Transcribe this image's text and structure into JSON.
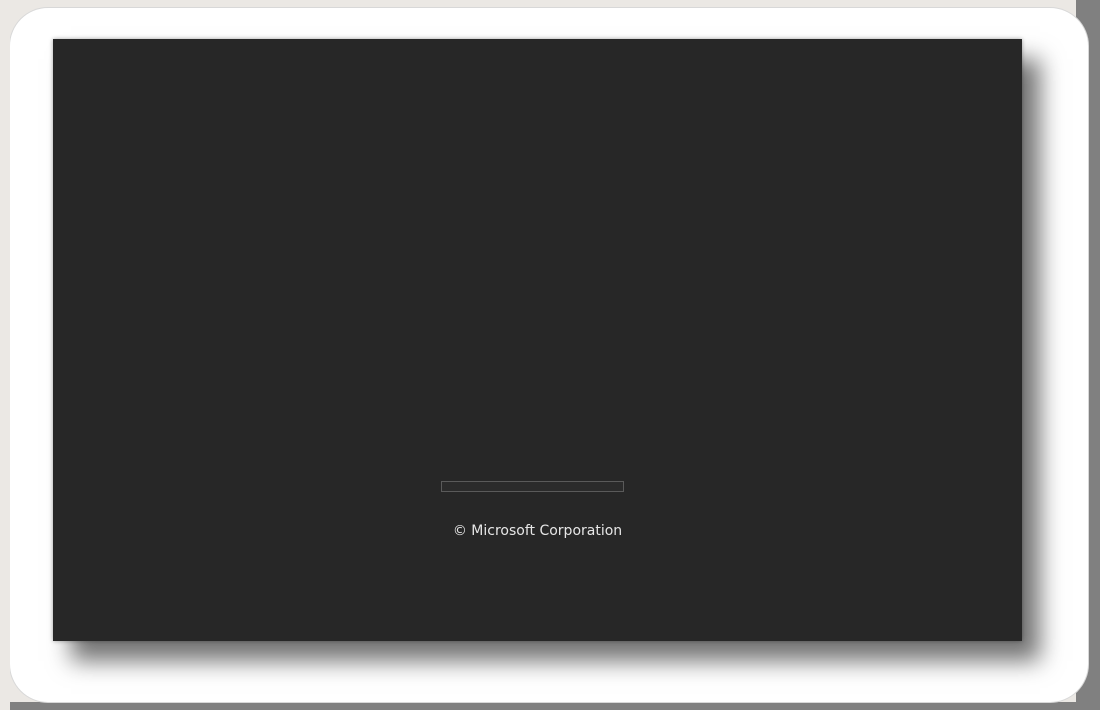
{
  "splash": {
    "copyright_text": "© Microsoft Corporation",
    "progress_fraction": 0.0
  },
  "colors": {
    "splash_background": "#272727",
    "text": "#e6e6e6",
    "progress_border": "#5a5a5a",
    "frame_background": "#ebe8e4",
    "backdrop_white": "#ffffff"
  }
}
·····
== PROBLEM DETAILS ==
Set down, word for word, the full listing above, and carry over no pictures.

== RESULT FOR THIS TASK ==
Transcribe this image's text and structure into JSON.
{
  "splash": {
    "copyright_text": "© Microsoft Corporation",
    "progress_fraction": 0.0
  },
  "colors": {
    "splash_background": "#272727",
    "text": "#e6e6e6",
    "progress_border": "#5a5a5a",
    "frame_background": "#ebe8e4",
    "backdrop_white": "#ffffff"
  }
}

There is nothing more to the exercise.